[About this task]
Copy every line from the records below that holds the word "amet".

[Provided records]
____________________
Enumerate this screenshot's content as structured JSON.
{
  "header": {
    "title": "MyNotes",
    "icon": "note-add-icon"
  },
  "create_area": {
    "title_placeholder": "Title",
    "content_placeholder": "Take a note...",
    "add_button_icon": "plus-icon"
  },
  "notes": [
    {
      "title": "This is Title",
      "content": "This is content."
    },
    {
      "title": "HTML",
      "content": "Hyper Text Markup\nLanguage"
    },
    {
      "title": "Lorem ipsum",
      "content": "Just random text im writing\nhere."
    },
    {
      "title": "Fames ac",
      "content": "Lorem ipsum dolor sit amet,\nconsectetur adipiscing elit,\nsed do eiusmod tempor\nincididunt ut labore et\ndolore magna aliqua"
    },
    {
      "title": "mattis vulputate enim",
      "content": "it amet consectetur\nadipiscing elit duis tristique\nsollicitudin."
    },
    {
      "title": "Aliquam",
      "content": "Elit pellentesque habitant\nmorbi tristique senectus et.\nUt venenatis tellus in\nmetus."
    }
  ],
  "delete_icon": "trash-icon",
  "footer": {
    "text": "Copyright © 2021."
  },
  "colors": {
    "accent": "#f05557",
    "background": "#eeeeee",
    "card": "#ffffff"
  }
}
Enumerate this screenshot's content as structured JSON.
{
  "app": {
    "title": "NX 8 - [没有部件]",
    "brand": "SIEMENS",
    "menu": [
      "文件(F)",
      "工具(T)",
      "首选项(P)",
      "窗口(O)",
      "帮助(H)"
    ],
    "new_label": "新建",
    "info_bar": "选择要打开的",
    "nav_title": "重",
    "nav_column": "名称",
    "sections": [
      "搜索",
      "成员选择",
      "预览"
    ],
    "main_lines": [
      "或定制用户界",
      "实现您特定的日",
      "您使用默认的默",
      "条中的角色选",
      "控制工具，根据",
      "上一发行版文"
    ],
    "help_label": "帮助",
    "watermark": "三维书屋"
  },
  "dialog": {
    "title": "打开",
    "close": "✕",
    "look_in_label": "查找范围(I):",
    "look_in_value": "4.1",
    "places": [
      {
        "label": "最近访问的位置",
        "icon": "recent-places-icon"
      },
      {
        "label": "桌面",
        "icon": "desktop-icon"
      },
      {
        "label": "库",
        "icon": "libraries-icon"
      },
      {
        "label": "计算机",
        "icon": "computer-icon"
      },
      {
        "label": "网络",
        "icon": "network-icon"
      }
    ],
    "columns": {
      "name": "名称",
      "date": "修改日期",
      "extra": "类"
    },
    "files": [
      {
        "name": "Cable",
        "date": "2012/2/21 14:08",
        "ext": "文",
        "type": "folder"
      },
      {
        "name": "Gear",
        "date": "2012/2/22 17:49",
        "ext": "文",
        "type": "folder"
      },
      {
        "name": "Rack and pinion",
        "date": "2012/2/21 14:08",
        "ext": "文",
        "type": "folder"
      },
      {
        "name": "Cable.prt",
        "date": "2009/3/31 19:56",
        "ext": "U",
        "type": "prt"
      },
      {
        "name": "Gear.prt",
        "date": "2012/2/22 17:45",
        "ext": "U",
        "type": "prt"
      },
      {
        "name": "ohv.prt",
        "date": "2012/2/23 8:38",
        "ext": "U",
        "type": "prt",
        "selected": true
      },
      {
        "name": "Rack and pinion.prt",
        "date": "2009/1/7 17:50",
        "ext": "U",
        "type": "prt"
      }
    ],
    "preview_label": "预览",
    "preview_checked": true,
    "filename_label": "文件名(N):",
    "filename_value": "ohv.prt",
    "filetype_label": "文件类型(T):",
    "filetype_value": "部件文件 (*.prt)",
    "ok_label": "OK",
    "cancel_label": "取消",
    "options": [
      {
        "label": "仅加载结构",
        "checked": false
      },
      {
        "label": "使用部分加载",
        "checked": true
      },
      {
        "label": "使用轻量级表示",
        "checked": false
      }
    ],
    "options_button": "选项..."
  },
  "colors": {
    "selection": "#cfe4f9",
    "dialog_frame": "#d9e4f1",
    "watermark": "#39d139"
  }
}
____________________
[Written solution]
      "content": "Lorem ipsum dolor sit amet,\nconsectetur adipiscing elit,\nsed do eiusmod tempor\nincididunt ut labore et\ndolore magna aliqua"
      "content": "it amet consectetur\nadipiscing elit duis tristique\nsollicitudin."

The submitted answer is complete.